"We're cattle not sheep producers but because it was such an unusual structure we thought this can't be allowed to fall away," Mr Stewart said.
The Stewart's found a grant Heritage Near Me, through the NSW government, and applied for funds to repair the 28 stand shed which dates back to the 1880s.
When a historic architect and builder, funded by the program to do a report on the structure, confirmed the shed may only last another year unless there was urgent works done, the shed's roof was renewed and the internal frame of the building was braced.
"I think after the work's that were done to it will at least see me out," Dennis said.
The grant program, which has now been discontinued by the state government, had conditions that there be both educational and community engagement with the woolshed and its fascinating history.
This led to around 20 students of The University of Sydney's Master of Heritage Conservation travelling six and a half hours to Booberoi, on the banks of the lower Lachlan river, in mid-November.
Senior lecturer and director of the course, Dr Cameron Logan said the opportunity allowed the students to witness the cultural and historical legacy of a 19th century shearing shed like Booberoi.
"The historic architect who assessed the shed, Ashley Dunn, suggested its value was at the level of state heritage significance and I would agree with that," Dr Logan said.
"The reasons are mostly related to the transformative impact of sheep-grazing across the Lower Lachlan from the late-19th century to recent times.
"There are four or five major woolsheds in the area, of which Booberoi is now probably one of the most intact, that really were almost at a factory production scale.
"It was a transformer of the whole landscape in that area because it enabled the shearing and processing of huge quantities of wool and this drove change even in places like Sydney."
Mr Logan explained the architectural structure of the building was also unique.
"The arrangement between the sweating shed, linking building and woolshed is an unusual configuration," Mr Logan said.
Mr Stewart said the linking building was a 70 metre covered walkway that connected the woolshed with the sweating shed, also a sizable building.

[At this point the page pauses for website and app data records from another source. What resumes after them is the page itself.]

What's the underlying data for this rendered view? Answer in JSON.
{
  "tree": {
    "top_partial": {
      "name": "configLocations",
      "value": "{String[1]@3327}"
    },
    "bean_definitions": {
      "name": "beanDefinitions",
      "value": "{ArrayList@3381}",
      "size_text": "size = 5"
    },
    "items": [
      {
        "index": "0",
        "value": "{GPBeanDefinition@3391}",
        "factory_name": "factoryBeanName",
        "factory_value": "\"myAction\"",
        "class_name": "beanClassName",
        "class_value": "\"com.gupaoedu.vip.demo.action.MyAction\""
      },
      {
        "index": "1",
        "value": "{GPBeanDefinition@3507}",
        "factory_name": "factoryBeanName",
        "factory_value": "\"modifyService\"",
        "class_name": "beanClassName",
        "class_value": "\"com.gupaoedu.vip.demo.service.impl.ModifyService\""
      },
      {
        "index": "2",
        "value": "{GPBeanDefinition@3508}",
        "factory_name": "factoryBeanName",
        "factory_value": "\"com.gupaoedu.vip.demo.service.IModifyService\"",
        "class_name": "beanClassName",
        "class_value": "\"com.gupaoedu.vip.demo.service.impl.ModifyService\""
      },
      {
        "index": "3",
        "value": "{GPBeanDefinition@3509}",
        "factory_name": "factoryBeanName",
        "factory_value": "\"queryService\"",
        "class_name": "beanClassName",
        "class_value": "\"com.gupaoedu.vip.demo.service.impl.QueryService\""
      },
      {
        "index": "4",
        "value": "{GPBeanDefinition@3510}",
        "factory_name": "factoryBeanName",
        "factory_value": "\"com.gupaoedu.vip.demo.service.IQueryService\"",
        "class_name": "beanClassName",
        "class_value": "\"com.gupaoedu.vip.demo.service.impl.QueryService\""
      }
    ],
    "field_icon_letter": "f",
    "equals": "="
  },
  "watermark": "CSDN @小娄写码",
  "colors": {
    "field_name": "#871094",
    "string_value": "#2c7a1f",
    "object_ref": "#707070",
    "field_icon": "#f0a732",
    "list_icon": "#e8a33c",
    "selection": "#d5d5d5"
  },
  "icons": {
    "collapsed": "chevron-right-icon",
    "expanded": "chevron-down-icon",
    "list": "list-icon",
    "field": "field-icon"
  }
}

"The shearing shed from the inside is cathedral like and reasonably intact," Mr Stewart said.
Mr Stewart said there were also surrounding buildings that used to house the permanent workers at the station.
He said Booberoi Station had been owned by various corporate operations over the years but it was Fred Williams Hughes who owned it when it was at peak production, shearing close to 250,000 sheep a year.
"F W Hughes was like the Gina Rinehart of today, a major landholder, and he had large wool processing facilities in Sydney," Mr Stewart said.
"He brought sheep in from stock routes and other properties to shear at Booberoi."
Mr Stewart said the shed hadn't been used since around 2000 but was a working shed as it stood, with 12 electrically driven stands.
He said there were some in the district who still had clear memories of shearing at Booberoi.
"We've just had the Lake Cargelligo Men's Shed to visit and one of the past shearer's was among them, it was great to get that perspective, he was telling me what life was like out here," Mr Stewart said.